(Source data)
* * *

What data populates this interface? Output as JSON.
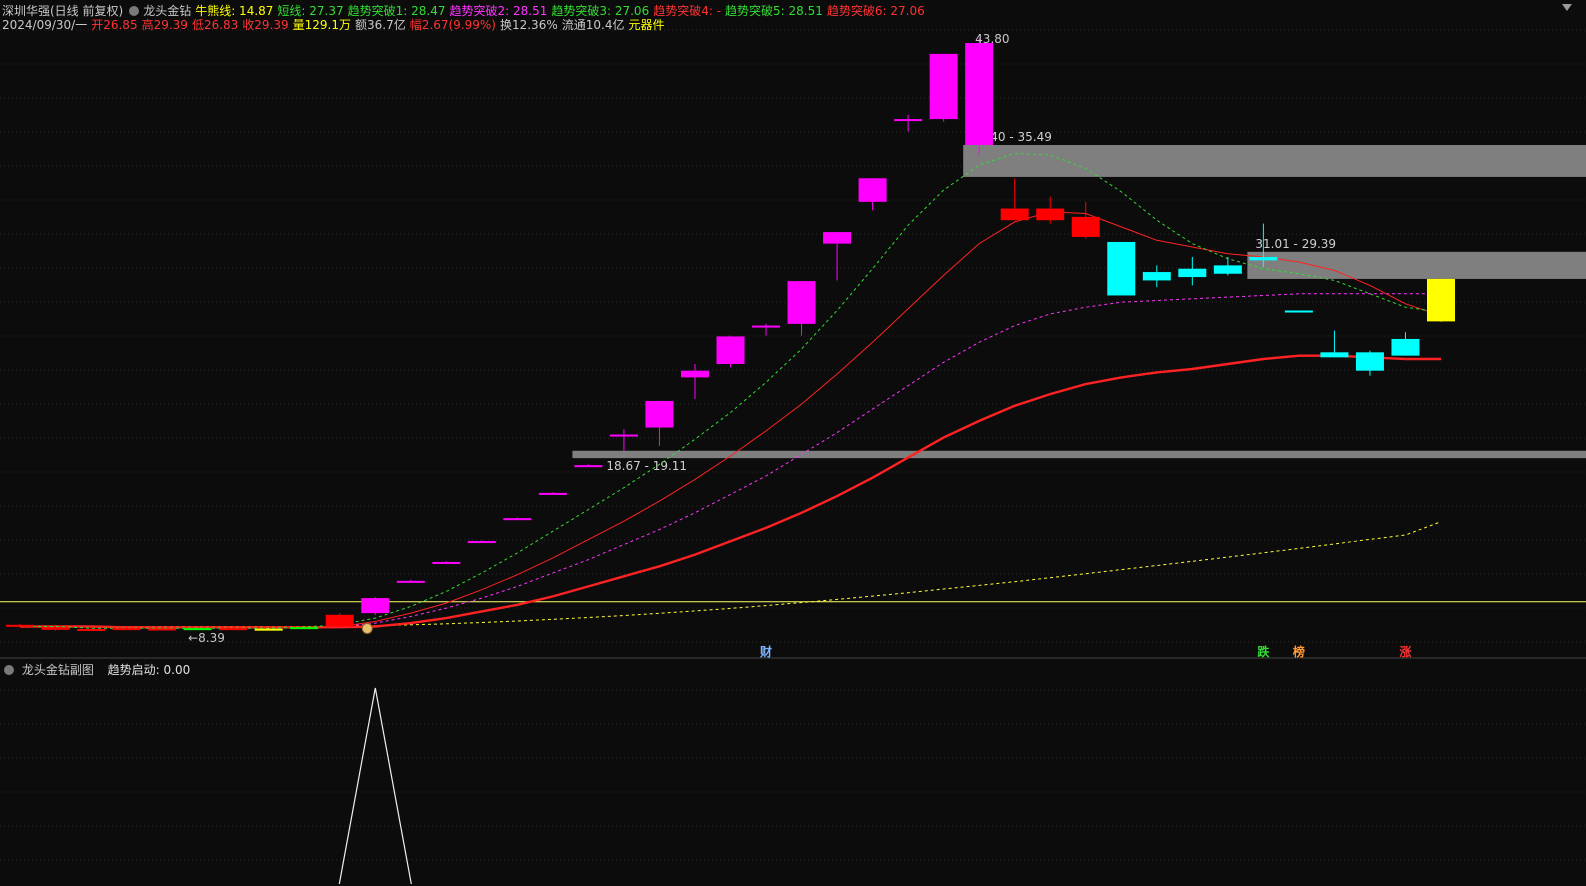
{
  "header": {
    "line1": [
      {
        "text": "深圳华强(日线 前复权)",
        "color": "#c8c8c8"
      },
      {
        "text": "龙头金钻",
        "color": "#c8c8c8",
        "icon": "circle-icon"
      },
      {
        "text": "牛熊线: 14.87",
        "color": "#ffff00"
      },
      {
        "text": "短线: 27.37",
        "color": "#33dd33"
      },
      {
        "text": "趋势突破1: 28.47",
        "color": "#33dd33"
      },
      {
        "text": "趋势突破2: 28.51",
        "color": "#ff33ff"
      },
      {
        "text": "趋势突破3: 27.06",
        "color": "#33dd33"
      },
      {
        "text": "趋势突破4: -",
        "color": "#ff3333"
      },
      {
        "text": "趋势突破5: 28.51",
        "color": "#33dd33"
      },
      {
        "text": "趋势突破6: 27.06",
        "color": "#ff3333"
      }
    ],
    "line2": [
      {
        "text": "2024/09/30/一",
        "color": "#c8c8c8"
      },
      {
        "text": "开26.85",
        "color": "#ff3333"
      },
      {
        "text": "高29.39",
        "color": "#ff3333"
      },
      {
        "text": "低26.83",
        "color": "#ff3333"
      },
      {
        "text": "收29.39",
        "color": "#ff3333"
      },
      {
        "text": "量129.1万",
        "color": "#ffff00"
      },
      {
        "text": "额36.7亿",
        "color": "#c8c8c8"
      },
      {
        "text": "幅2.67(9.99%)",
        "color": "#ff3333"
      },
      {
        "text": "换12.36%",
        "color": "#c8c8c8"
      },
      {
        "text": "流通10.4亿",
        "color": "#c8c8c8"
      },
      {
        "text": "元器件",
        "color": "#ffff00"
      }
    ]
  },
  "sub_header": {
    "title": "龙头金钻副图",
    "indicator": "趋势启动: 0.00"
  },
  "chart_data": [
    {
      "type": "candlestick",
      "candles": [
        {
          "o": 8.7,
          "h": 8.75,
          "l": 8.55,
          "c": 8.58,
          "color": "#ff0000"
        },
        {
          "o": 8.55,
          "h": 8.58,
          "l": 8.35,
          "c": 8.4,
          "color": "#ff0000"
        },
        {
          "o": 8.45,
          "h": 8.5,
          "l": 8.39,
          "c": 8.42,
          "color": "#ff0000"
        },
        {
          "o": 8.5,
          "h": 8.55,
          "l": 8.45,
          "c": 8.48,
          "color": "#ff0000"
        },
        {
          "o": 8.48,
          "h": 8.52,
          "l": 8.43,
          "c": 8.45,
          "color": "#ff0000"
        },
        {
          "o": 8.5,
          "h": 8.55,
          "l": 8.46,
          "c": 8.48,
          "color": "#00ff00"
        },
        {
          "o": 8.5,
          "h": 8.56,
          "l": 8.46,
          "c": 8.5,
          "color": "#ff0000"
        },
        {
          "o": 8.45,
          "h": 8.5,
          "l": 8.42,
          "c": 8.47,
          "color": "#ffff00"
        },
        {
          "o": 8.55,
          "h": 8.6,
          "l": 8.5,
          "c": 8.56,
          "color": "#00ff00"
        },
        {
          "o": 9.3,
          "h": 9.4,
          "l": 8.55,
          "c": 8.6,
          "color": "#ff0000"
        },
        {
          "o": 9.4,
          "h": 10.35,
          "l": 9.3,
          "c": 10.3,
          "color": "#ff00ff"
        },
        {
          "o": 11.33,
          "h": 11.4,
          "l": 11.28,
          "c": 11.33,
          "color": "#ff00ff"
        },
        {
          "o": 12.46,
          "h": 12.5,
          "l": 12.4,
          "c": 12.46,
          "color": "#ff00ff"
        },
        {
          "o": 13.71,
          "h": 13.75,
          "l": 13.65,
          "c": 13.71,
          "color": "#ff00ff"
        },
        {
          "o": 15.08,
          "h": 15.12,
          "l": 15.0,
          "c": 15.08,
          "color": "#ff00ff"
        },
        {
          "o": 16.59,
          "h": 16.63,
          "l": 16.55,
          "c": 16.59,
          "color": "#ff00ff"
        },
        {
          "o": 18.25,
          "h": 18.3,
          "l": 18.2,
          "c": 18.25,
          "color": "#ff00ff"
        },
        {
          "o": 20.0,
          "h": 20.4,
          "l": 19.1,
          "c": 20.08,
          "color": "#ff00ff"
        },
        {
          "o": 20.5,
          "h": 22.1,
          "l": 19.4,
          "c": 22.09,
          "color": "#ff00ff"
        },
        {
          "o": 23.5,
          "h": 24.3,
          "l": 22.2,
          "c": 23.9,
          "color": "#ff00ff"
        },
        {
          "o": 24.3,
          "h": 26.0,
          "l": 24.1,
          "c": 25.95,
          "color": "#ff00ff"
        },
        {
          "o": 26.5,
          "h": 26.7,
          "l": 26.0,
          "c": 26.6,
          "color": "#ff00ff"
        },
        {
          "o": 26.7,
          "h": 29.26,
          "l": 26.0,
          "c": 29.26,
          "color": "#ff00ff"
        },
        {
          "o": 31.5,
          "h": 32.2,
          "l": 29.3,
          "c": 32.19,
          "color": "#ff00ff"
        },
        {
          "o": 34.0,
          "h": 35.41,
          "l": 33.5,
          "c": 35.41,
          "color": "#ff00ff"
        },
        {
          "o": 38.95,
          "h": 39.2,
          "l": 38.2,
          "c": 38.95,
          "color": "#ff00ff"
        },
        {
          "o": 38.95,
          "h": 42.85,
          "l": 38.8,
          "c": 42.85,
          "color": "#ff00ff"
        },
        {
          "o": 43.5,
          "h": 43.8,
          "l": 36.8,
          "c": 37.4,
          "color": "#ff00ff"
        },
        {
          "o": 33.6,
          "h": 35.4,
          "l": 32.9,
          "c": 32.9,
          "color": "#ff0000"
        },
        {
          "o": 33.6,
          "h": 34.3,
          "l": 32.7,
          "c": 32.9,
          "color": "#ff0000"
        },
        {
          "o": 33.1,
          "h": 34.0,
          "l": 31.8,
          "c": 31.9,
          "color": "#ff0000"
        },
        {
          "o": 31.6,
          "h": 31.6,
          "l": 28.4,
          "c": 28.4,
          "color": "#00ffff"
        },
        {
          "o": 29.3,
          "h": 30.2,
          "l": 28.9,
          "c": 29.8,
          "color": "#00ffff"
        },
        {
          "o": 30.0,
          "h": 30.7,
          "l": 29.0,
          "c": 29.5,
          "color": "#00ffff"
        },
        {
          "o": 30.2,
          "h": 30.7,
          "l": 29.6,
          "c": 29.7,
          "color": "#00ffff"
        },
        {
          "o": 30.7,
          "h": 32.7,
          "l": 30.1,
          "c": 30.5,
          "color": "#00ffff"
        },
        {
          "o": 27.5,
          "h": 27.5,
          "l": 27.4,
          "c": 27.45,
          "color": "#00ffff"
        },
        {
          "o": 25.0,
          "h": 26.3,
          "l": 24.7,
          "c": 24.7,
          "color": "#00ffff"
        },
        {
          "o": 25.0,
          "h": 25.1,
          "l": 23.6,
          "c": 23.9,
          "color": "#00ffff"
        },
        {
          "o": 25.8,
          "h": 26.2,
          "l": 24.8,
          "c": 24.8,
          "color": "#00ffff"
        },
        {
          "o": 26.85,
          "h": 29.39,
          "l": 26.83,
          "c": 29.39,
          "color": "#ffff00"
        }
      ],
      "lines": {
        "short_dashed_green": {
          "color": "#33dd33",
          "dash": true,
          "values": [
            8.6,
            8.6,
            8.5,
            8.5,
            8.5,
            8.5,
            8.5,
            8.5,
            8.55,
            8.7,
            9.1,
            9.8,
            10.7,
            11.8,
            13.0,
            14.3,
            15.6,
            16.9,
            18.3,
            19.8,
            21.4,
            23.2,
            25.2,
            27.5,
            30.0,
            32.6,
            34.7,
            36.2,
            36.9,
            36.8,
            36.0,
            34.6,
            32.9,
            31.5,
            30.6,
            30.0,
            29.7,
            29.3,
            28.5,
            27.7,
            27.4
          ]
        },
        "thin_red": {
          "color": "#ff2222",
          "dash": false,
          "values": [
            8.6,
            8.6,
            8.6,
            8.6,
            8.55,
            8.55,
            8.55,
            8.55,
            8.55,
            8.6,
            8.9,
            9.4,
            10.0,
            10.8,
            11.7,
            12.7,
            13.8,
            14.9,
            16.1,
            17.4,
            18.8,
            20.3,
            21.9,
            23.7,
            25.6,
            27.6,
            29.6,
            31.5,
            32.8,
            33.4,
            33.3,
            32.5,
            31.7,
            31.3,
            30.9,
            30.7,
            30.4,
            29.9,
            29.0,
            27.9,
            27.2
          ]
        },
        "magenta_dashed": {
          "color": "#ff33ff",
          "dash": true,
          "values": [
            8.6,
            8.6,
            8.6,
            8.55,
            8.55,
            8.55,
            8.55,
            8.55,
            8.55,
            8.58,
            8.8,
            9.2,
            9.7,
            10.3,
            11.0,
            11.8,
            12.6,
            13.5,
            14.4,
            15.4,
            16.5,
            17.6,
            18.9,
            20.2,
            21.6,
            23.0,
            24.4,
            25.6,
            26.6,
            27.3,
            27.7,
            28.0,
            28.1,
            28.2,
            28.3,
            28.4,
            28.5,
            28.5,
            28.5,
            28.5,
            28.51
          ]
        },
        "thick_red": {
          "color": "#ff2222",
          "dash": false,
          "width": 2.4,
          "values": [
            8.6,
            8.6,
            8.6,
            8.55,
            8.55,
            8.55,
            8.55,
            8.55,
            8.55,
            8.56,
            8.6,
            8.8,
            9.1,
            9.5,
            9.9,
            10.4,
            11.0,
            11.6,
            12.2,
            12.9,
            13.7,
            14.5,
            15.4,
            16.4,
            17.5,
            18.7,
            19.9,
            20.9,
            21.8,
            22.5,
            23.1,
            23.5,
            23.8,
            24.0,
            24.3,
            24.6,
            24.8,
            24.8,
            24.7,
            24.6,
            24.6
          ]
        },
        "yellow_bull_bear": {
          "color": "#ffff33",
          "dash": true,
          "values": [
            8.6,
            8.6,
            8.6,
            8.6,
            8.6,
            8.6,
            8.6,
            8.6,
            8.6,
            8.62,
            8.65,
            8.7,
            8.76,
            8.84,
            8.93,
            9.03,
            9.14,
            9.26,
            9.39,
            9.53,
            9.68,
            9.85,
            10.03,
            10.22,
            10.42,
            10.62,
            10.84,
            11.06,
            11.28,
            11.52,
            11.76,
            12.0,
            12.25,
            12.5,
            12.75,
            13.01,
            13.27,
            13.54,
            13.81,
            14.07,
            14.87
          ]
        }
      },
      "horizontal_line": {
        "price": 10.08,
        "color": "#ffff66"
      },
      "zones": [
        {
          "label": "37.40 - 35.49",
          "from": 27,
          "color": "#8c8c8c"
        },
        {
          "label": "31.01 - 29.39",
          "from": 35,
          "color": "#8c8c8c"
        },
        {
          "label": "18.67 - 19.11",
          "from": 16,
          "color": "#8c8c8c"
        }
      ],
      "annotations": [
        {
          "text": "43.80",
          "index": 27,
          "price": 43.8,
          "color": "#c8c8c8"
        },
        {
          "text": "←8.39",
          "index": 4,
          "price": 8.39,
          "color": "#c8c8c8"
        }
      ],
      "markers": [
        {
          "text": "财",
          "index": 21,
          "color": "#7fb3ff"
        },
        {
          "text": "跌",
          "index": 35,
          "color": "#33dd33"
        },
        {
          "text": "榜",
          "index": 36,
          "color": "#ff9933"
        },
        {
          "text": "涨",
          "index": 39,
          "color": "#ff3333"
        }
      ]
    },
    {
      "type": "line",
      "title": "龙头金钻副图",
      "series": [
        {
          "name": "趋势启动",
          "values": [
            0,
            0,
            0,
            0,
            0,
            0,
            0,
            0,
            0,
            0,
            1,
            0,
            0,
            0,
            0,
            0,
            0,
            0,
            0,
            0,
            0,
            0,
            0,
            0,
            0,
            0,
            0,
            0,
            0,
            0,
            0,
            0,
            0,
            0,
            0,
            0,
            0,
            0,
            0,
            0,
            0
          ]
        }
      ],
      "ylim": [
        0,
        1
      ]
    }
  ]
}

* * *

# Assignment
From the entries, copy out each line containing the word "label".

# Answer box
          "label": "37.40 - 35.49",
          "label": "31.01 - 29.39",
          "label": "18.67 - 19.11",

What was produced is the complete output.